As a result, the YF-93 first flew in January 1950 and they appear to have proven to be solid aircraft. Top speed recorded was 708mph (1,140km/h), the expected range requirements were met and both aircraft flew with few problems, from what limited information is available.
The one issue that seems to have arisen was in the use of the NACA inlet ducts. Though intended to improve performance due to better streamlining, in fact in high angles of attack the air flow to the engine was disrupted and scoop inlets were considered superior for air combat.
As it was, this turned out to be largely irrelevant to any hopes for an actual production order. In the summer of 1950, the USAF conducted a flyoff amongst the three competing designs to see which was best.
And the McDonnell XF-88 won.
This still meant nothing, as the war in Korea was now raging. Though their military budget had been much restored by the conflict, the USAF was fully committed to buying aircraft for use in combat and that did not require any of these aircraft.
The specification was shelved, though the XF-88 would see further development to eventually become the F-101 Voodoo.

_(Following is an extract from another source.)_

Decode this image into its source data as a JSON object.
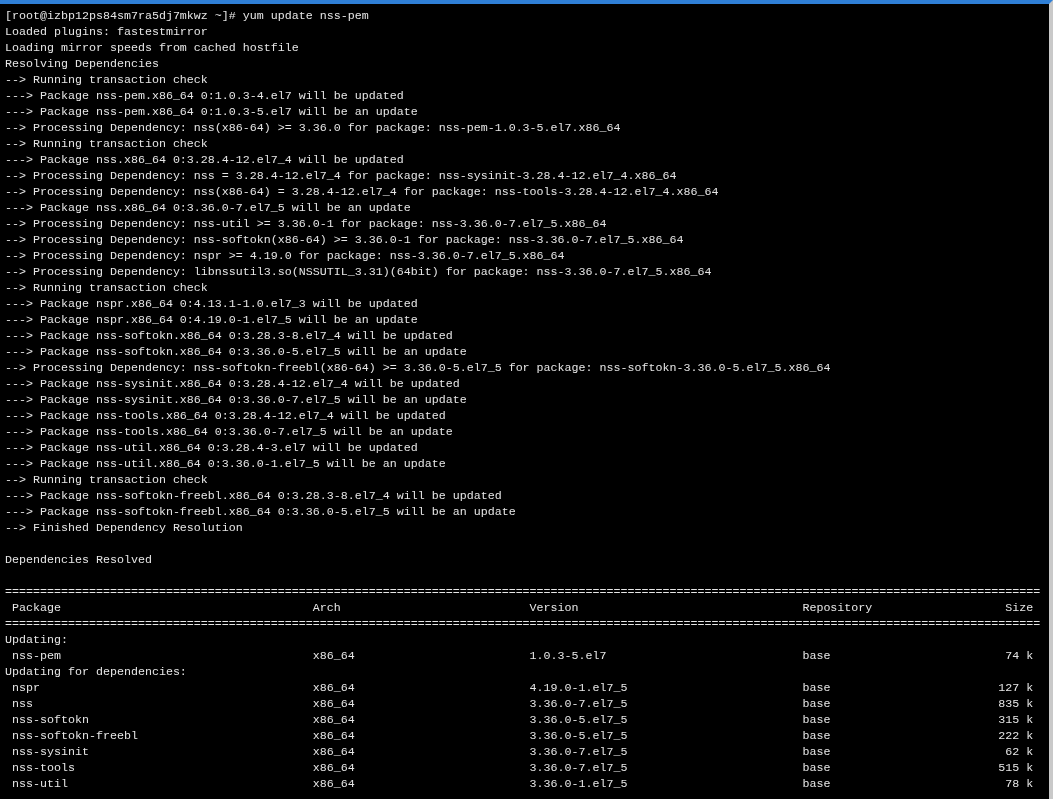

But the YF-93 was very much surplus to requirements. However, the two aircraft built did prove useful. They were given to the NACA for further testing before being used as chase aircraft for the new fighters and bombers then under development, the “Century-series”, which would start to come into service from the mid-1950s.
Having successfully performed this one duty, both YF-93s would finally be phased out in the late-50s and subsequently be scrapped.